Evidence that everyone can learn a new language fluently

I was listening to the You can learn Chinese podcast and heard this great quote by Terry Waltz. She’s trying to challenge teachers and educators to do better:

There is no bell curve in language acquisition. If a person has normal neurological function, normal hearing and speech, there is no bell curve — everyone is a native speaker of their first language. Why should we expect anything different from a second language? Well, because we’re preventing that acquisition from happening in many cases. It’s really sad.

This is a great point. The fact that everyone speaks their first language natively is solid proof that they have the ability to learn and speak a language like a native. There is no bell curve of low, average and high fluency.

This is not to deny that people will have different levels of knowledge. Obviously native speakers of any language will vary greatly in their amount of vocabulary. But they are all native, fluent speakers.

So, if someone is struggling to learn a second language, the problem is with the method, not with the person’s lack of ability.

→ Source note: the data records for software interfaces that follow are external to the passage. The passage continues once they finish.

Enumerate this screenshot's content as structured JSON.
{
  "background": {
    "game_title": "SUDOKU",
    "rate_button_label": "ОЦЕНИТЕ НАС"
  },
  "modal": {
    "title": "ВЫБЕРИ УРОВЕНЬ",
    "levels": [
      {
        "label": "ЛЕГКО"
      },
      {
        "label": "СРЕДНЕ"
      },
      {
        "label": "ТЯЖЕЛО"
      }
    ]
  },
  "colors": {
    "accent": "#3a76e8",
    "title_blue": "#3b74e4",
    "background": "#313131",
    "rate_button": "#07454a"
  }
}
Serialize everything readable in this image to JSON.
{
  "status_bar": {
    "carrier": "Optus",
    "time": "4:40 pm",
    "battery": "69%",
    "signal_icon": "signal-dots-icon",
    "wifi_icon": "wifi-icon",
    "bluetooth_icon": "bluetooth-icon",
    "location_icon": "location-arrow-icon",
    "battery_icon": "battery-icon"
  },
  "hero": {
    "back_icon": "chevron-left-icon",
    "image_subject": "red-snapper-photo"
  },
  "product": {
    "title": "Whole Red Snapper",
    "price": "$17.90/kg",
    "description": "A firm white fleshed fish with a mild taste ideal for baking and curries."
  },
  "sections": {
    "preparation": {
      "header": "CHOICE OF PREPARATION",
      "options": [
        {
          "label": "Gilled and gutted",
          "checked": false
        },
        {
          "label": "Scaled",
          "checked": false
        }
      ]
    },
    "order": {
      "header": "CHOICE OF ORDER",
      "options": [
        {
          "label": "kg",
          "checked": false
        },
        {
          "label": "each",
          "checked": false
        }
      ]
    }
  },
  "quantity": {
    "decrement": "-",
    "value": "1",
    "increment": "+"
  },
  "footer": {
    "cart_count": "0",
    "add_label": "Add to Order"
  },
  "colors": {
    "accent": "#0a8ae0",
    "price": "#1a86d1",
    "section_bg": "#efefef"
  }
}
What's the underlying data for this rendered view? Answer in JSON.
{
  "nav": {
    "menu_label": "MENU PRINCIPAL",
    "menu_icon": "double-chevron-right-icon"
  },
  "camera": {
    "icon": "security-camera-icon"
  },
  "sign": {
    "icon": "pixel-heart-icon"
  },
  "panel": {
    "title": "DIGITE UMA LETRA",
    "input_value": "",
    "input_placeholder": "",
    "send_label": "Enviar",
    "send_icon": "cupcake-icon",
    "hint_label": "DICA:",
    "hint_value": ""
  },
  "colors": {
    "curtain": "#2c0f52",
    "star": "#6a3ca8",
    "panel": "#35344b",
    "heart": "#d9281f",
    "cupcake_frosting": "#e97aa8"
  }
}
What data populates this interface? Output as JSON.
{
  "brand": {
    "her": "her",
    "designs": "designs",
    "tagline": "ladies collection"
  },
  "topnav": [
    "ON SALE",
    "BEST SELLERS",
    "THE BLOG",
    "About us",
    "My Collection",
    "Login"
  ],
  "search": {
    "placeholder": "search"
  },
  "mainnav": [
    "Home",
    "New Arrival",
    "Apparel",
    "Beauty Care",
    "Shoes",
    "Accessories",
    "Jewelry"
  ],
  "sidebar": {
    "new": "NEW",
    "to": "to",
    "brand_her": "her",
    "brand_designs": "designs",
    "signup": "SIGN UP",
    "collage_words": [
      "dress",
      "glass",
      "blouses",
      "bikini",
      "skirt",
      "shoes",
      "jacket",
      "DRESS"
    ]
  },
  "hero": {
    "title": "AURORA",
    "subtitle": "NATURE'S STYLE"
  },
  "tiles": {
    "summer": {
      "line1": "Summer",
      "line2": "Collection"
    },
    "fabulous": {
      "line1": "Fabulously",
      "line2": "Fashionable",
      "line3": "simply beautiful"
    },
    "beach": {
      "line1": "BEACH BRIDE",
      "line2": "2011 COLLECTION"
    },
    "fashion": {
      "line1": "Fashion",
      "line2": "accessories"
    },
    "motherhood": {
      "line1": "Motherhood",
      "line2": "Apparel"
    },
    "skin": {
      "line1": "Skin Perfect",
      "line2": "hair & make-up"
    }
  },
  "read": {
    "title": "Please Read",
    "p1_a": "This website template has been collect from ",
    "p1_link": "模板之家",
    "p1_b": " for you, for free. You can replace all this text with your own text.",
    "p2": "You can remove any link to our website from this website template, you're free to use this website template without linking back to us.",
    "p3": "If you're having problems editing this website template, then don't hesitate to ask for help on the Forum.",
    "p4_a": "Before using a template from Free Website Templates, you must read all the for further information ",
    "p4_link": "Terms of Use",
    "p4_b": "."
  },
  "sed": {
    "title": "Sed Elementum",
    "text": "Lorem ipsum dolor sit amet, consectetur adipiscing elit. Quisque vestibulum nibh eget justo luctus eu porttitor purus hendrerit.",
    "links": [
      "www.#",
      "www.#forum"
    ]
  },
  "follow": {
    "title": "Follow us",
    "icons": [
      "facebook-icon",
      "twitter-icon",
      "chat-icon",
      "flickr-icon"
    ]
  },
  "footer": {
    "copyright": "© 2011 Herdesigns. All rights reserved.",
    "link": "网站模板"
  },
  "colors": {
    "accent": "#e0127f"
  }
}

(This is why GPA is so effective, I think — it mimics, in a very smart and careful way, natural language learning.)